▸ Task directions
Pick out the lines below that contain the string "placeholder" and copy them all.

** Opening Provided material block **

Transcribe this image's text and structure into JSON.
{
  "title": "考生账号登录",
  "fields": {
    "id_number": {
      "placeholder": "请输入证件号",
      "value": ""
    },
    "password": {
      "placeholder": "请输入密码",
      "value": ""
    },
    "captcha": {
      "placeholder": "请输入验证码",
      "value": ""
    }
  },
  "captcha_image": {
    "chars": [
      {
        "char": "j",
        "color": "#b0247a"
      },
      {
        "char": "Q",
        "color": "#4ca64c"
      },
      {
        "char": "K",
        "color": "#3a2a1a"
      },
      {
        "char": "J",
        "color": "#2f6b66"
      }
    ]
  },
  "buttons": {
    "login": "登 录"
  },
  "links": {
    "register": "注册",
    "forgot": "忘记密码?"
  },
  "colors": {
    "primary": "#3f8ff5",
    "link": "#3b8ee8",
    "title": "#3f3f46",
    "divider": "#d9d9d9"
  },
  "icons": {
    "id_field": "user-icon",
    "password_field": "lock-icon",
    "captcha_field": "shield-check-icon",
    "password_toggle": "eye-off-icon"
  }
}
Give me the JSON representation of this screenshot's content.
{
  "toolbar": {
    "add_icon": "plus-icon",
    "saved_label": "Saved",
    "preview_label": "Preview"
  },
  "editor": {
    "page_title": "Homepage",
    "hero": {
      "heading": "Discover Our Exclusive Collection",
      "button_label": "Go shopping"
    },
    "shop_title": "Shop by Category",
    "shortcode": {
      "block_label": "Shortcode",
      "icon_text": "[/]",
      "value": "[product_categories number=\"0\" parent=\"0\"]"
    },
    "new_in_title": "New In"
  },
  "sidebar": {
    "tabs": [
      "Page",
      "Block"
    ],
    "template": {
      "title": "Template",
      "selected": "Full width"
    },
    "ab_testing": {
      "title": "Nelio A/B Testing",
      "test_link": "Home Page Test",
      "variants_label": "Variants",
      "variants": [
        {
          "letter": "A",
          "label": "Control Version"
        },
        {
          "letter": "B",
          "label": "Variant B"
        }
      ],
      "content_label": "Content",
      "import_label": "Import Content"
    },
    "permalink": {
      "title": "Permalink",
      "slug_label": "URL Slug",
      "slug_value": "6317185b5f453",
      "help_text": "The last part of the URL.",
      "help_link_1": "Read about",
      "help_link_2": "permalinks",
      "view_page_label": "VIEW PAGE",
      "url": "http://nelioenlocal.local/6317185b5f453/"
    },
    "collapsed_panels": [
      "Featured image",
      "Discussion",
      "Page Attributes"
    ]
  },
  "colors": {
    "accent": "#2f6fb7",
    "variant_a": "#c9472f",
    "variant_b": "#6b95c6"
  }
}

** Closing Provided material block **

▸ Answer to this task
      "placeholder": "请输入证件号",
      "placeholder": "请输入密码",
      "placeholder": "请输入验证码",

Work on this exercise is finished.